# How would you use Mathematica to extract a metric tensor from a metric formula? [duplicate]

I'm trying to follow an explanation for extracting a metric tensor from a metric formula and having trouble following the mathematical explanation. I'm sure I would understand it better if written in a language I understand. In Mathematica, how would you create the metric tensor from this formula?$$ds^2=d\theta^2+\sin^2\theta \, d\phi^2$$

• To be more specific: CoefficientArrays[dθ^2 + Sin[θ]^2 dϕ^2, {dθ, dϕ}] // Last // MatrixForm Oct 1 at 1:24
• Maybe this paper is of interest, although it deals with an application in probability theory. Oct 1 at 10:37

## 2 Answers

Its very simple, its the coefficient matrix of second derivatives with respect to the list of differentials

  (1/2 Outer[(D[d\[Theta]^2 + Sin[\[Theta]] d\[Phi]^2, #1, #2] &),#,#]&)[
{d\[Theta],d\[Phi]}]

{{1,0},{0,Sin[\[Theta]]}}

• I like this answer. It appears to capture the task at hand: taking a metric formula and breaking it up into its components through differentiation. Oct 2 at 1:47

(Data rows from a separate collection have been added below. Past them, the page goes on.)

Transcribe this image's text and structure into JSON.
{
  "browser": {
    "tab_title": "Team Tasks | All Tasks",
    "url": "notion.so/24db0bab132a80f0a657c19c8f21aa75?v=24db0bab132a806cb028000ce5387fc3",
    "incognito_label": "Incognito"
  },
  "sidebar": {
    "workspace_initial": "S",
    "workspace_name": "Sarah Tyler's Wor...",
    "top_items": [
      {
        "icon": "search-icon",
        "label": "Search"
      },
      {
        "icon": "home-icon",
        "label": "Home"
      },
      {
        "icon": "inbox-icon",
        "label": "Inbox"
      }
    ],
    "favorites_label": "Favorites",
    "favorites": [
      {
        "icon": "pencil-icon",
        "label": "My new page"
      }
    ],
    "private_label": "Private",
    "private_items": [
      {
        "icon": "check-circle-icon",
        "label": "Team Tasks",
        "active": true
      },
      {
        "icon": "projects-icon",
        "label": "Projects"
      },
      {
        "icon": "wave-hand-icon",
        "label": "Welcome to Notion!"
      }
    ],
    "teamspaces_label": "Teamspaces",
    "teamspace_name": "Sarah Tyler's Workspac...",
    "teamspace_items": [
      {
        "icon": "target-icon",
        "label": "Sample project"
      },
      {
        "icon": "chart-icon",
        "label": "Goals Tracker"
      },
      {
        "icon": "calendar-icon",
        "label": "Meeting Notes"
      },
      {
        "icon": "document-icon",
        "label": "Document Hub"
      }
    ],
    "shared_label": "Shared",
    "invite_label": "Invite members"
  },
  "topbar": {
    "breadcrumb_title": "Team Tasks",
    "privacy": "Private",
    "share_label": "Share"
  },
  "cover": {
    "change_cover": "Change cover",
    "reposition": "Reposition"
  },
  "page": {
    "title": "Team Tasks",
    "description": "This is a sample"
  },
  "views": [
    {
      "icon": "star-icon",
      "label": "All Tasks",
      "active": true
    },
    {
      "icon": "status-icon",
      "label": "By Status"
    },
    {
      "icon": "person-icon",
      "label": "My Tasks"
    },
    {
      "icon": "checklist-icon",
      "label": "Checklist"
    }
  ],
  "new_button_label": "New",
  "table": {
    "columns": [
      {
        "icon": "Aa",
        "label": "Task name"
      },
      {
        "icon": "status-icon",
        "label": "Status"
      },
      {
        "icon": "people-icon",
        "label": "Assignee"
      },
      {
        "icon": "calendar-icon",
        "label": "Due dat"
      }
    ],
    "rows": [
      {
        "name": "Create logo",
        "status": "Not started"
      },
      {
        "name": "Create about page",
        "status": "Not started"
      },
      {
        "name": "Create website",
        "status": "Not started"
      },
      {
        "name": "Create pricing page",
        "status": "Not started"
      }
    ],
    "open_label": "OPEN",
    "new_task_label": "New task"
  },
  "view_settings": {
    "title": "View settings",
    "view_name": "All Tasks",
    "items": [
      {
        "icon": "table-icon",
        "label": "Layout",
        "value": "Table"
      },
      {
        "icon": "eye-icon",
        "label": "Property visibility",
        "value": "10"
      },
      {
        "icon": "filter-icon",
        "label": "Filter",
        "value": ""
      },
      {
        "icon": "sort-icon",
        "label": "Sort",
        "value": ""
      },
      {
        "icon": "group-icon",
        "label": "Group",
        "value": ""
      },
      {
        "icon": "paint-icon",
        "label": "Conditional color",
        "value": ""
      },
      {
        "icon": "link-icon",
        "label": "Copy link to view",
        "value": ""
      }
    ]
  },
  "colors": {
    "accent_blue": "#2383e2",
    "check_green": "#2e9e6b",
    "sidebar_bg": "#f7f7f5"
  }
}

The metric in the form you've written computes the distance between two points separated by infinitesimal distances. In your case, you've only specified two parameters so you're working in a 2-d case. This particular metric describes the surface of a sphere. The basis for your metric is comprised from two "one-forms" - in this case the differentials, $${d\theta,d\phi}$$. The choice of basis depends on your choice of coordinate system.

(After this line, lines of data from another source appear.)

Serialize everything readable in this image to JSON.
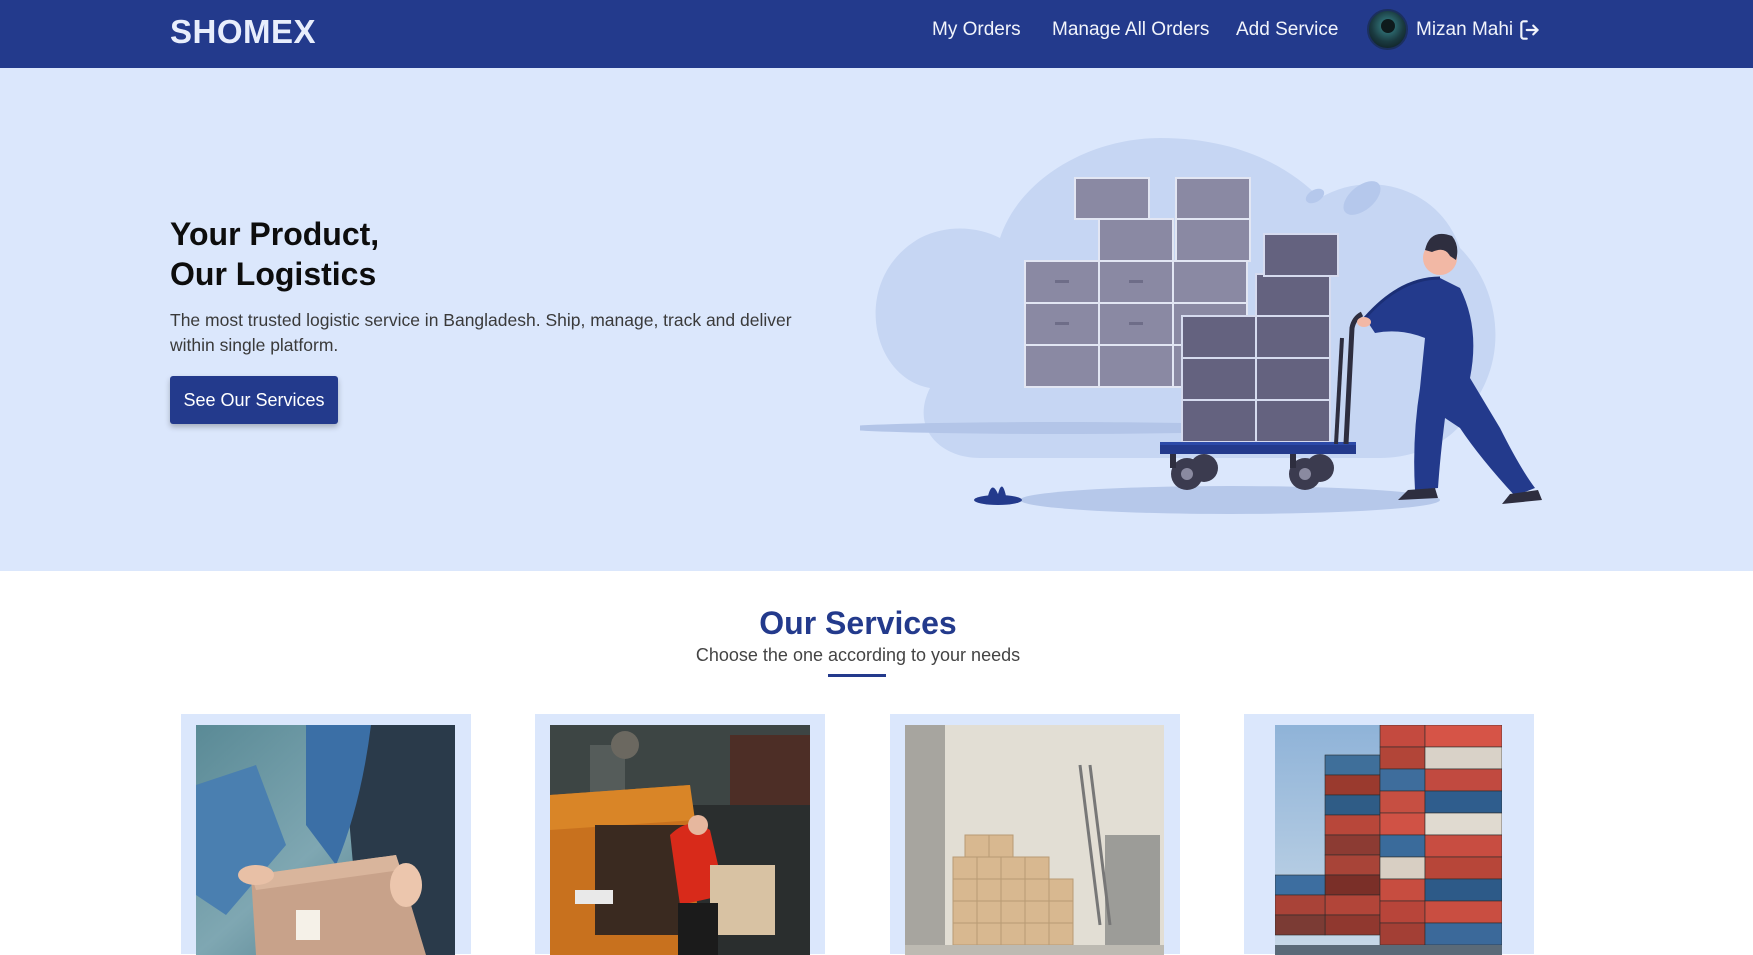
{
  "navbar": {
    "brand": "SHOMEX",
    "links": [
      "My Orders",
      "Manage All Orders",
      "Add Service"
    ],
    "user_name": "Mizan Mahi",
    "logout_icon": "logout-icon",
    "avatar_icon": "user-avatar"
  },
  "hero": {
    "title_line1": "Your Product,",
    "title_line2": "Our Logistics",
    "description": "The most trusted logistic service in Bangladesh. Ship, manage, track and deliver within single platform.",
    "button_label": "See Our Services"
  },
  "services": {
    "title": "Our Services",
    "subtitle": "Choose the one according to your needs",
    "cards": [
      {
        "image": "parcel-handover-photo"
      },
      {
        "image": "delivery-van-photo"
      },
      {
        "image": "warehouse-boxes-photo"
      },
      {
        "image": "shipping-containers-photo"
      }
    ]
  },
  "colors": {
    "primary": "#233a8c",
    "hero_bg": "#dbe7fc",
    "text_dark": "#0d0d0d"
  }
}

The expression is written $$ds^2=g_{\mu\nu} dx^\mu dx^\nu$$, with repeated indices summed over if one if upper and the other lower, and with $$dx^{i}=d\theta$$ or $$d\phi$$, so all the metric components are zero except for $$g_{\theta\theta} = 1$$ and $$g_{\phi\phi}= sin(\theta)^2$$. In Mathematica code, you could write this as

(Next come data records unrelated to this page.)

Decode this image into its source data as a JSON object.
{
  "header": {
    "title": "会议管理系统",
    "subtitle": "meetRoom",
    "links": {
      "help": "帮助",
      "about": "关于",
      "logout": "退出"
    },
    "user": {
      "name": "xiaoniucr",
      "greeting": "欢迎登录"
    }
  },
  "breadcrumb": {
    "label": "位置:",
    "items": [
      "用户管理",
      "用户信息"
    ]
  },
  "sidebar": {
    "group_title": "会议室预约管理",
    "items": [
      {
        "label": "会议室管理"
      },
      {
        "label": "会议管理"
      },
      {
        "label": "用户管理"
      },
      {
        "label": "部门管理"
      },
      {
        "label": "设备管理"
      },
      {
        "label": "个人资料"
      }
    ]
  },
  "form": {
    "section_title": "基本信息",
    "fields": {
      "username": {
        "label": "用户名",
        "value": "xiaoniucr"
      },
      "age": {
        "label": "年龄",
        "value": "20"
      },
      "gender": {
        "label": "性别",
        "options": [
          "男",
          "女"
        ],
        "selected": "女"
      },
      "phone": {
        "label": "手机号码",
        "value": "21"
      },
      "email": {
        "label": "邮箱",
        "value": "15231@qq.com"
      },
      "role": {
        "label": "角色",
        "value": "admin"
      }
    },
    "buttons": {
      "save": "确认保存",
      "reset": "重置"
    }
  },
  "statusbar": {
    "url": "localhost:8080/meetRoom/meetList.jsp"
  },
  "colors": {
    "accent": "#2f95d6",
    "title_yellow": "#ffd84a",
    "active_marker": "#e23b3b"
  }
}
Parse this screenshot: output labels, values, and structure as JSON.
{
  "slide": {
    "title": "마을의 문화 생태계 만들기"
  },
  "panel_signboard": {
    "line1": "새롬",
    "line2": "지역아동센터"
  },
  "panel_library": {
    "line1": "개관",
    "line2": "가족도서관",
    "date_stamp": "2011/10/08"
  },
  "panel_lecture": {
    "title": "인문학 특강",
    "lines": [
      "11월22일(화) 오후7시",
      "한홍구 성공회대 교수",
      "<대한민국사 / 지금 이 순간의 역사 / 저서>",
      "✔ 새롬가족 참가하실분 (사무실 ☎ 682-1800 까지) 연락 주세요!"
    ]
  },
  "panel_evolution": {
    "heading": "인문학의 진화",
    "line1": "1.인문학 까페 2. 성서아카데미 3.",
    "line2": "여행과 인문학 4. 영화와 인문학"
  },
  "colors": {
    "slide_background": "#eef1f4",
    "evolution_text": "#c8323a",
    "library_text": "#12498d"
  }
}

EDIT: This is a better way to code it; use two lists of differentials instead of one with squared terms.

In[2]:= {Dt[th], Dt[phi]} . DiagonalMatrix[{1, Sin[th]^2}] . {Dt[th], Dt[phi]}
(*Out[2]= Dt[th]^2 + Dt[phi]^2 Sin[th]^2 *)


The differentials represent distances between two points you're concerned with in the coordinate system you've selected. For example, if P1 has coordinates $$(\theta_1,\phi_1)$$ and P2 has coordinates $$(\theta_1+d\theta, \phi_1+d\phi)$$, your metric gives you the square of the interval/distance between points P1 and P2. For finite separations, perform an integral over the infinitesimals.